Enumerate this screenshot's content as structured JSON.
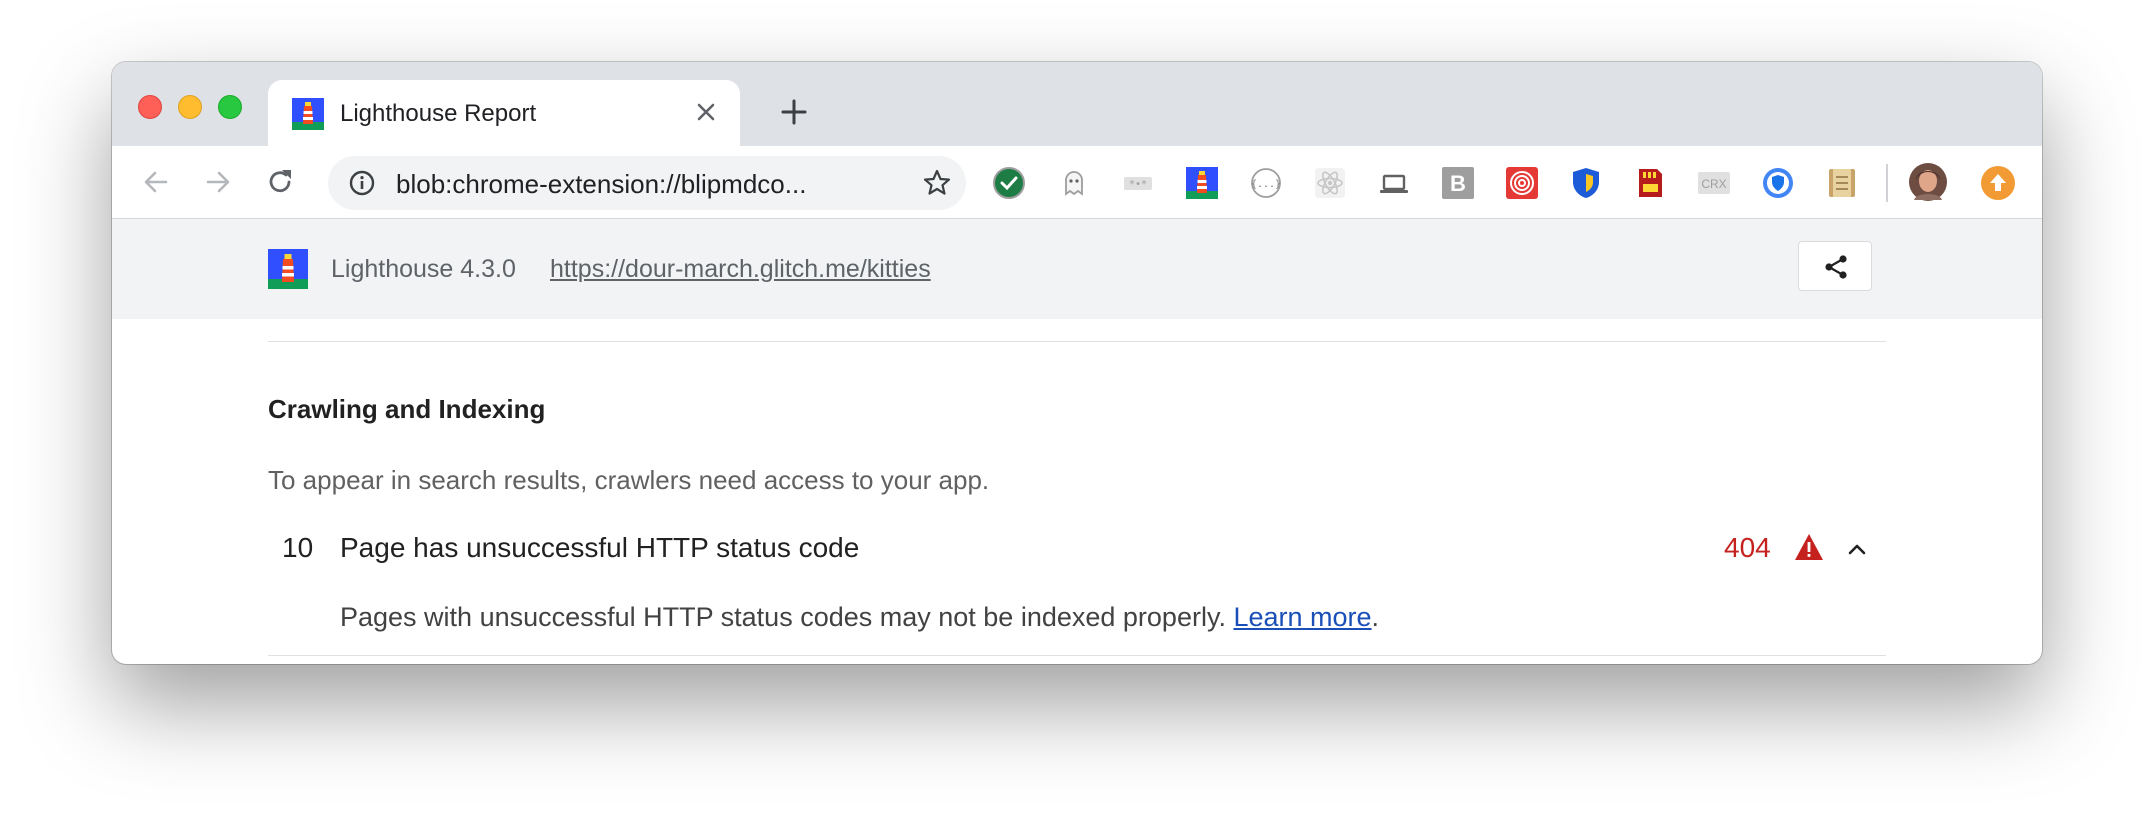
{
  "browser": {
    "tab": {
      "title": "Lighthouse Report"
    },
    "omnibox": {
      "url": "blob:chrome-extension://blipmdco..."
    },
    "extensions": [
      "green-check-extension-icon",
      "ghost-extension-icon",
      "password-dots-extension-icon",
      "lighthouse-extension-icon",
      "json-braces-extension-icon",
      "react-extension-icon",
      "laptop-extension-icon",
      "b-letter-extension-icon",
      "red-spiral-extension-icon",
      "blue-shield-extension-icon",
      "sd-card-extension-icon",
      "crx-extension-icon",
      "blue-shield-circle-extension-icon",
      "notebook-extension-icon"
    ],
    "crx_label": "CRX",
    "b_label": "B"
  },
  "lighthouse": {
    "version": "Lighthouse 4.3.0",
    "url": "https://dour-march.glitch.me/kitties"
  },
  "section": {
    "title": "Crawling and Indexing",
    "description": "To appear in search results, crawlers need access to your app."
  },
  "audit": {
    "index": "10",
    "title": "Page has unsuccessful HTTP status code",
    "value": "404",
    "description": "Pages with unsuccessful HTTP status codes may not be indexed properly.",
    "learn_more": "Learn more",
    "period": "."
  },
  "colors": {
    "error_red": "#c5221f",
    "link_blue": "#1a4fb8",
    "tabstrip_gray": "#dee1e6",
    "topbar_gray": "#f1f3f4"
  }
}
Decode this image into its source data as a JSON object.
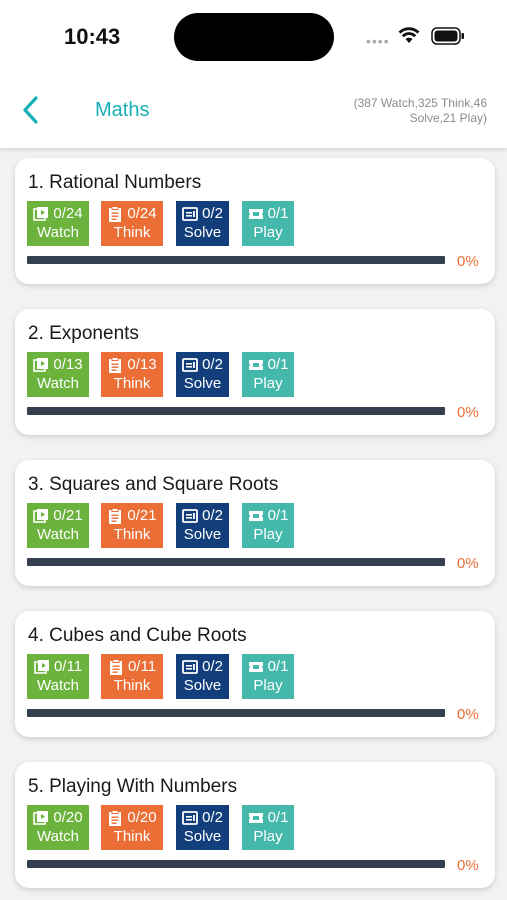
{
  "status": {
    "time": "10:43"
  },
  "header": {
    "title": "Maths",
    "summary_line1": "(387 Watch,325 Think,46",
    "summary_line2": "Solve,21 Play)"
  },
  "chapters": [
    {
      "title": "1. Rational Numbers",
      "watch": "0/24",
      "think": "0/24",
      "solve": "0/2",
      "play": "0/1",
      "progress_text": "0%",
      "progress": 0
    },
    {
      "title": "2. Exponents",
      "watch": "0/13",
      "think": "0/13",
      "solve": "0/2",
      "play": "0/1",
      "progress_text": "0%",
      "progress": 0
    },
    {
      "title": "3. Squares and Square Roots",
      "watch": "0/21",
      "think": "0/21",
      "solve": "0/2",
      "play": "0/1",
      "progress_text": "0%",
      "progress": 0
    },
    {
      "title": "4. Cubes and Cube Roots",
      "watch": "0/11",
      "think": "0/11",
      "solve": "0/2",
      "play": "0/1",
      "progress_text": "0%",
      "progress": 0
    },
    {
      "title": "5. Playing With Numbers",
      "watch": "0/20",
      "think": "0/20",
      "solve": "0/2",
      "play": "0/1",
      "progress_text": "0%",
      "progress": 0
    }
  ],
  "labels": {
    "watch": "Watch",
    "think": "Think",
    "solve": "Solve",
    "play": "Play"
  },
  "icons": {
    "back": "chevron-left-icon",
    "watch": "play-square-icon",
    "think": "clipboard-icon",
    "solve": "screen-icon",
    "play": "ticket-icon"
  },
  "colors": {
    "accent": "#16b0b6",
    "watch": "#6bb33d",
    "think": "#ea6e35",
    "solve": "#123f7c",
    "play": "#45b8ac",
    "progress_track": "#34404f",
    "progress_text": "#ea6e35"
  }
}
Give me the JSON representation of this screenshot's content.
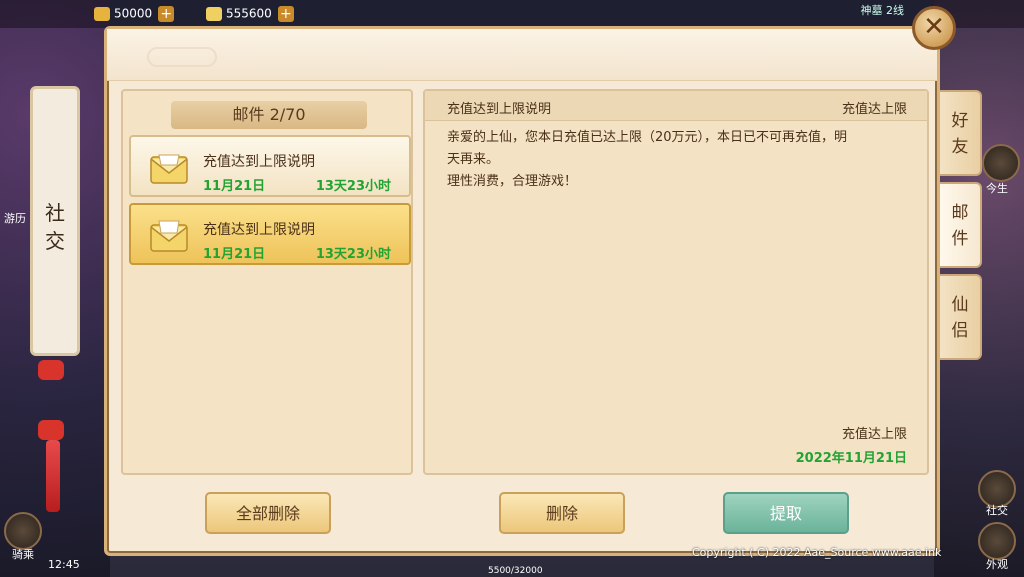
{
  "topbar": {
    "gold": "50000",
    "ingot": "555600",
    "map_label": "神墓 2线"
  },
  "left_banner": {
    "text_line1": "社",
    "text_line2": "交"
  },
  "mail_list": {
    "header": "邮件 2/70",
    "items": [
      {
        "title": "充值达到上限说明",
        "date": "11月21日",
        "remaining": "13天23小时",
        "selected": false
      },
      {
        "title": "充值达到上限说明",
        "date": "11月21日",
        "remaining": "13天23小时",
        "selected": true
      }
    ]
  },
  "detail": {
    "title": "充值达到上限说明",
    "sender": "充值达上限",
    "body_line1": "亲爱的上仙，您本日充值已达上限（20万元），本日已不可再充值，明",
    "body_line2": "天再来。",
    "body_line3": "理性消费，合理游戏！",
    "sign_name": "充值达上限",
    "sign_date": "2022年11月21日"
  },
  "buttons": {
    "delete_all": "全部删除",
    "delete": "删除",
    "claim": "提取"
  },
  "tabs": [
    {
      "label_1": "好",
      "label_2": "友"
    },
    {
      "label_1": "邮",
      "label_2": "件"
    },
    {
      "label_1": "仙",
      "label_2": "侣"
    }
  ],
  "side": {
    "right_label_1": "今生",
    "right_label_2": "社交",
    "right_label_3": "外观",
    "left_label_1": "游历",
    "left_label_2": "骑乘",
    "time": "12:45",
    "exp": "5500/32000"
  },
  "copyright": "Copyright ( C) 2022 Aae_Source www.aae.ink",
  "colors": {
    "panel_bg": "#f6e9d6",
    "accent_green": "#23a334",
    "selected_item": "#eec35a",
    "claim_button": "#6ab39a"
  }
}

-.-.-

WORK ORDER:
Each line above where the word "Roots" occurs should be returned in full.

RESULT:
      "title": "3. Squares and Square Roots",
      "title": "4. Cubes and Cube Roots",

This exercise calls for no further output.